Esau navigates the brokenness of life outside of Eden by being spiteful, marrying Canaanite women because he knows that it displeases his parents. Scripture provides no details regarding his home life with multiple wives—one of whom is Ishmael’s daughter. The trouble experienced in Jacob’s marriage to multiple women only hints at what home life must have been like for Esau.
Jacob navigates the brokenness of life outside of Eden by running. He first runs from Esau, then twenty years later he runs from Laban. He, like Jonah, demonstrates that running away only increases your problems.
Laban navigates the brokenness of life outside of Eden by scheming. Yet, God uses this school of deception to teach Jacob a lesson or two about being on the receiving end of deception.
Rachel and Leah navigate the brokenness of life outside of Eden by competing, using other women to obtain their goals, and embracing idolatry. They (and their maidservants) produce twelve sons who become the building block of Abraham’s promised nation. Leah produces Judah, the lineage of the kings, and Levi, the lineage of the priests.
Jacob’s sons Simeon and Levi navigate the brokenness of life outside of Eden and avenge the rape of their sister by destroying all of the men of Shechem thus highlighting the presence of Jacob and his family.

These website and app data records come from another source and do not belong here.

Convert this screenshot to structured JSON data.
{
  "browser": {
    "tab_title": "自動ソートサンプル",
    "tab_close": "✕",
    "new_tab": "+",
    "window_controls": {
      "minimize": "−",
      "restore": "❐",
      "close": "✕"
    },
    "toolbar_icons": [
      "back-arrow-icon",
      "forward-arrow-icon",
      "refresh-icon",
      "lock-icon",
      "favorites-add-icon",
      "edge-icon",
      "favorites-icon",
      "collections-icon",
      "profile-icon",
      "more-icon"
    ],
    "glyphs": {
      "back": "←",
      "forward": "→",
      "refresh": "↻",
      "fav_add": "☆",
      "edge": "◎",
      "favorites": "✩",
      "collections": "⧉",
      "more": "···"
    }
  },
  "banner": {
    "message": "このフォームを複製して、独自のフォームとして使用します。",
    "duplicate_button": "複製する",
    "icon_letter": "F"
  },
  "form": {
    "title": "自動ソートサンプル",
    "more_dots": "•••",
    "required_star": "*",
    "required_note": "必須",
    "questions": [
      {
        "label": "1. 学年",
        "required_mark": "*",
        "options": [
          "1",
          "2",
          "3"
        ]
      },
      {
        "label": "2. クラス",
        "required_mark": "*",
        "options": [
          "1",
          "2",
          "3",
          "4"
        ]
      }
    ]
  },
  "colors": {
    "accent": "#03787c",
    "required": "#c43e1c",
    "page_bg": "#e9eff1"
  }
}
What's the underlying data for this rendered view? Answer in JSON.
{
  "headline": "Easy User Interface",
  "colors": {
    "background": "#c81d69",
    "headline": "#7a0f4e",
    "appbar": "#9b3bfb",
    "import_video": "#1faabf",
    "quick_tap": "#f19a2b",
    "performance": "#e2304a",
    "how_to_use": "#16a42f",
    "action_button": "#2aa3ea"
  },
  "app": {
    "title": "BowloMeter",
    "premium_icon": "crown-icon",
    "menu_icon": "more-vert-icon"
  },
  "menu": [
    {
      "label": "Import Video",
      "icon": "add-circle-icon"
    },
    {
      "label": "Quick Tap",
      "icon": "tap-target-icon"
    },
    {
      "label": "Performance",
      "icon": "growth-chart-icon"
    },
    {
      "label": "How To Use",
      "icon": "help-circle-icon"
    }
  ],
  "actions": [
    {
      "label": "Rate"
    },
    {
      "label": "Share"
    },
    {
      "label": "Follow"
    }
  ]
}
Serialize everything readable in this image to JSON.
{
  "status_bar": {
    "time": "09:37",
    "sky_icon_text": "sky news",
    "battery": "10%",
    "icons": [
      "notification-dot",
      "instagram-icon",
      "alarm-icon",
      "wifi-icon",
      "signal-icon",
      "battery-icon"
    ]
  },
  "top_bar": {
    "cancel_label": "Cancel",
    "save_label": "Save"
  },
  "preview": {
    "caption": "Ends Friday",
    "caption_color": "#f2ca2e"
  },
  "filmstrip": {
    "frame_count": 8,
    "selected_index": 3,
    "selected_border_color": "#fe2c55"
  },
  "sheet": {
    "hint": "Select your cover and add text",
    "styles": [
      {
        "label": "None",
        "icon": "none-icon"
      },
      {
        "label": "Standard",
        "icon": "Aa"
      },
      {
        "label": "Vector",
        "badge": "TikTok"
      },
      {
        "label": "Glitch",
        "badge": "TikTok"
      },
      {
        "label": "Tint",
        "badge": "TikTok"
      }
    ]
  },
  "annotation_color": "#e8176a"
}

In response, Jacob was forced to move his family to Bethel—the place where Jacob met with God when he fled from Esau more than twenty years earlier. Assimilation into another people group was averted. And, it was there that Jacob builds an altar to the LORD, God again appears to him, and God changes his name from Jacob to Israel.
Rueben navigates the brokenness of life outside of the Eden with unrestrained sexual appetites and “lay with Bilhah his father’s concubine”. Yuck.
Joseph, Jacob’s eleventh and favored son, navigates the brokenness of life outside of Eden by trusting God. His betrayal by his brothers lands him in position in Egypt, from which God catapults him into saving them during a global famine.
God works providentially in the lives of broken people; Scripture, however, never justifies the stunts that man pulls to navigate life. Brokenness simply provides the backdrop for God’s divine providence—His determined end and His activity—in human affairs. And it’s a good thing.
Story Truths Learned from the Patriarchs and their Family Brokenness:
- Sin leaves its fingerprints on every person and every relationship. Personal and relational brokenness, however, provide the site where God builds character, forms and matures faith, and accomplishes His redemptive purposes.
- The world would no longer exist had God not acted under the radar, intervening and working in the brokenness of humanity.
- Messy broken people and their relationships with other messy broken people provide the context of God’s revelation of Himself to man and His activity in their midst. Somehow God takes the evil that we do and the brokenness that we experience and through them accomplishes the determined good that He loves.
- God commits His activity to those to whom He makes promises regardless of their messy and broken lives.
These stories of old give today’s broken person hope.